Make all information concerning patients’ rights available in formats that will communicate the information to deaf and hard-of-hearing persons.
The hospital has agreed to file reports with the Department of Human Rights at intervals of 6, 12, 18 and 24 months, detailing the number or frequency of interpreter requests, the times an interpreter was provided or denied and the time it took in each case to provide the interpreter.

In addition to the $20,000 the hospital will pay to Perish, Abbott Northwestern also will pay:

$2,500 to the Disability Law Center, which represented Perish during the negotiations;
$500 to VSA arts of Minnesota to provide interpreter services;
$1,000 to the Guthrie Theatre to provide interpreter services; and
$1,000 to the Minnesota Registry of Interpreters for the Deaf to provide a medical interpreting workshop.
“I hope that the settlement agreement will mean that other deaf people who go to Abbott Northwestern Hospital will not experience the fear and anxiety that I experienced when there was no qualified interpreter in the emergency room,” Perish said. “And I hope that other hospitals will adopt similar policies for their emergency rooms and all other patient care areas.”
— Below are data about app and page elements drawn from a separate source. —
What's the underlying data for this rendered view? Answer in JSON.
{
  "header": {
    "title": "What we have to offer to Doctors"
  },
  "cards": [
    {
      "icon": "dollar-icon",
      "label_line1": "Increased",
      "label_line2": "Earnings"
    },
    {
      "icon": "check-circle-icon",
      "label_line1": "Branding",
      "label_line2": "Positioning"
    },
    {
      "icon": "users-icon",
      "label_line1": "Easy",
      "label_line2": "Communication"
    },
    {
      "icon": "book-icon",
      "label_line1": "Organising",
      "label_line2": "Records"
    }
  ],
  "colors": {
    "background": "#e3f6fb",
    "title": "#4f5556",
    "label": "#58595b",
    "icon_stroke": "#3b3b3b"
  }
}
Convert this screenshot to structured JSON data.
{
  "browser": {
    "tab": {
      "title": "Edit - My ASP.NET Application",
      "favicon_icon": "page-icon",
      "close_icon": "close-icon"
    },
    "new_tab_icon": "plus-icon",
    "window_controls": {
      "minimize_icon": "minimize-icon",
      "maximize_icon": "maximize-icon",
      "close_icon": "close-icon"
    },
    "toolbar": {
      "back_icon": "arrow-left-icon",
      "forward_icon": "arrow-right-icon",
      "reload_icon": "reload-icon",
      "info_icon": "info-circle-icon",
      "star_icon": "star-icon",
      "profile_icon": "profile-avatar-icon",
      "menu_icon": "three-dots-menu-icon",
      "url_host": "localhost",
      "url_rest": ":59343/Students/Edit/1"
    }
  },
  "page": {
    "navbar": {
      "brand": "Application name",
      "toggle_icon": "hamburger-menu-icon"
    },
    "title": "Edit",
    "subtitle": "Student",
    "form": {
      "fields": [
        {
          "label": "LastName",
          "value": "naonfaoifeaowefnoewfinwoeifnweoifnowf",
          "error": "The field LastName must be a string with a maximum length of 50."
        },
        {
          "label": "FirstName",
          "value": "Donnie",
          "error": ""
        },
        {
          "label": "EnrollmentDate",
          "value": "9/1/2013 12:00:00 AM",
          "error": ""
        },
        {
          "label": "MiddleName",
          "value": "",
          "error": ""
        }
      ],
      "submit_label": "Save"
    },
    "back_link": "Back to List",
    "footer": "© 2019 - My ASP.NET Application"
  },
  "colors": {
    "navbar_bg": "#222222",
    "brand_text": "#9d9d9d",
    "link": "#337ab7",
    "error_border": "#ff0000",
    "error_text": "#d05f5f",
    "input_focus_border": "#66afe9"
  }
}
“Hospitals, like all other public accommodations, are required by the state Human Rights Act to make reasonable accommodations for persons who are deaf or hard-of-hearing,” said Commissioner Korbel. “The Department of Human Rights is eager to provide information and other assistance to medical providers, who need help understanding sign language interpreter issues, to meet their responsibilities under the law. We are also prepared to act when providers fail to meet those responsibilities.”

For more information, contact Jeff Holman, Minnesota Department of Human Rights, 651-296-2173, jeff.holman@state.mn.us.